Early in the conversation at the Melchoir home, Flaherty brought up Menino’s chronic noncompliance with the Boston Residents Jobs Policy, which mandates that 50 percent of construction jobs in the city go to Boston residents, 25 percent to people of color and 10 percent to women.
“This administration clearly does not enforce the ordinance,” Flaherty said. “Nor do they really monitor construction sites.
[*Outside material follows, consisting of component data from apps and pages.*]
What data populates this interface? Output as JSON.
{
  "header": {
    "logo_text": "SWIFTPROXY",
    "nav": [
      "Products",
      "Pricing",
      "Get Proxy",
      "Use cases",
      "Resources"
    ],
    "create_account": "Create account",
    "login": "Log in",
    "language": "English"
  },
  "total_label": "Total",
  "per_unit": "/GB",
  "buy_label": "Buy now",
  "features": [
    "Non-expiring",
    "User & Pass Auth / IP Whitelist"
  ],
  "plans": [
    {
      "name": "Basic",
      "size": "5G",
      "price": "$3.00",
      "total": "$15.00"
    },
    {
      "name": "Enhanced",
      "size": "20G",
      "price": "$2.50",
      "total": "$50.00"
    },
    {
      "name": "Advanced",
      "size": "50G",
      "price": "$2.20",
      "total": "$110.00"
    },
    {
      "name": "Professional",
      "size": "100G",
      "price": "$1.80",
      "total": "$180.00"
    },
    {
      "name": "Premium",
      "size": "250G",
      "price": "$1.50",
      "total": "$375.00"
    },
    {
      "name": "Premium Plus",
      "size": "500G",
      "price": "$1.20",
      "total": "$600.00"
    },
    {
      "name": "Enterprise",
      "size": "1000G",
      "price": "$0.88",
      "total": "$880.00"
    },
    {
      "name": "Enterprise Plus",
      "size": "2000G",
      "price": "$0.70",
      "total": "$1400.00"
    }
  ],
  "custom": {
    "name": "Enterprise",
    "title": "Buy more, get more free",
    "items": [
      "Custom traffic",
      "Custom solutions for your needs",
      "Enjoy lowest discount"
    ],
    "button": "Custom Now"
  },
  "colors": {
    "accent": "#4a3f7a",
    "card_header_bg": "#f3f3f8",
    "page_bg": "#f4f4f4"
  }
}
People say there are so many people in our neighborhoods who aren’t working and have the capability to perform well on these jobs.”
For good measure, Flaherty also cited the lack of leadership by people of color in Menino’s cabinet, noting that Menino has just one department head of color — Larry Mayes, the city’s chief of human services — and one superintendent of color — Dr. Carol R. Johnson of the Boston Public Schools.
In all sectors of city government, Flaherty said, leadership by people of color is lacking.
“In the [Boston] Police Department, the leadership doesn’t look like the face of the city,” Flaherty said. “That frustrates a lot of people. My administration, my cabinet, my commissioners will look like the face of the city.”
Flaherty has long relied on a strong base of support in the South Boston neighborhood where he grew up, as well as in West Roxbury and the predominantly white precincts in Dorchester. How he fares in the mayoral race may well hinge on his campaign’s ability to peel black and Latino voters away from Menino and Yoon.
And much of that may depend on his ability to transcend the racial politics that historically have pitted South Boston against Roxbury.
In Melchoir’s condo, Flaherty pointed to his work as a South Boston ward captain in the 1993 election of Ralph C. Martin II, the state’s first black district attorney. He also poined out that he was the first Boston city councilor to endorse Barack Obama in his historic bid for president. Menino, in contrast, backed Hillary Clinton.
Political pundits point to the Menino machine’s defeat in the presidential primary last year at the hands of a campaign run by political outsiders as evidence that his organization does not have the ironclad grip on power many have assumed. The Menino machine also lost big in the state’s 2006 gubernatorial campaign, backing former Attorney General Thomas F. Reilly against Deval Patrick’s upstart operation.
Though he’s been on the City Council since 1999, Flaherty has the benefit of appearing like an outsider when compared to a 16-year incumbent like Menino, and he seems to relish that status in this race. It’s served him well before; to win in ’99, Flaherty noted, he had to take out the veteran Albert “Dapper” O’Neil, who had been on the council since 1971.
“They said, ‘You can’t beat Dapper O’Neil,’” Flaherty told Melchoir and her guests. “‘He’s been to more wakes than you’ve been to ballgames.’ I beat Dapper and I’m going to beat Menino.”